Your home’s value is increasing: If you’re building up a lot of equity in your home, you may be able to take out a reverse mortgage and still have money left over for your estate.
You plan to age in place: Just like a regular mortgage, there are significant upfront costs associated with the loan. You’ll want to be sure you plan to live in that home long enough to make those costs worth it.
You can maintain the costs of your home: Since staying current on property taxes, insurance, maintenance, etc. is required to keep your reverse mortgage current, it’s important that you have plenty of cash flow for these expenses.
A reverse mortgage loan isn’t for everyone, but if you own your home and want to capitalize on that ownership in your later years, it can offer you benefits. If you are short on financial resources, have no family members interested in inheriting your home and no desire to leave your home, a reverse mortgage could fit well for your situation.
A reverse mortgage is a powerful financial tool that helps older homeowners supplement their income in retirement or pay for home renovations or other expenses like healthcare costs. Note, there are eligibility requirements that specify who can take advantage of this kind of loan, how much money can be received and what the homeowner has to do to remain in good standing.
At BluPrint, we’re here to help you find the best loan options for your situation. We pride ourselves in our transparency, experience, local expertise, and out-of-the-box solutions that will get you into your new home or help you save money on your existing loans. Get in touch with one of our local experts about a reverse mortgage loan here.

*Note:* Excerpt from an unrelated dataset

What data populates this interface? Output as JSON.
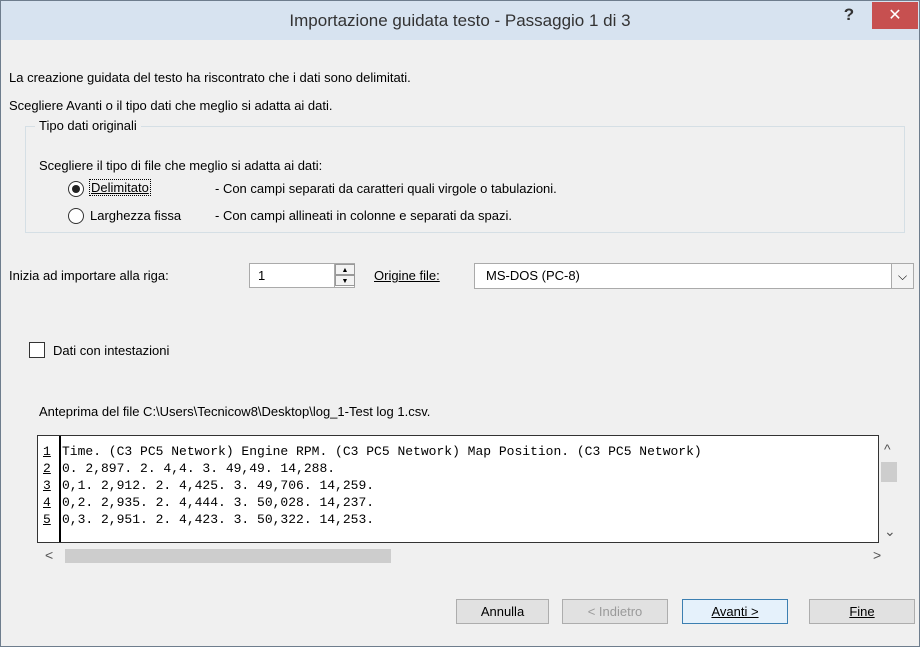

Make sure you understand the features associated with the loan program you choose, and that it meets your unique financial needs. Subject to Debt-to-Income and Underwriting requirements. This is not a credit decision or a commitment to lend. Eligibility is subject to completion of an application and verification of home ownership, occupancy, title, income, employment, credit, home value, collateral, and underwriting requirements. Not all programs are available in all areas. Offers may vary and are subject to change at any time without notice. NFM Lending is not a Financial Advisor or a Credit Repair Company. Please make sure to consult your own Financial Advisor or Credit Repair Company regarding the use of your credit. LTV’s can be as high as 96.5% for FHA loans. FHA minimum FICO score required. Fixed rate loans only. W2 transcript option not permitted. BluPrint Home Loans is a Division of NFM, Inc. dba NFM Lending, NFM NMLS #2893. NFM is an Equal Housing Lender. Some products and services may not be available in all states.
BluPrint Home Loans is a Division of NFM, Inc. dba NFM Lending, NFM NMLS #2893. NFM is an Equal Housing Lender. Some products and services may not be available in all states. Licensing and disclosure information can be found at https://nfmlending.com/licensing/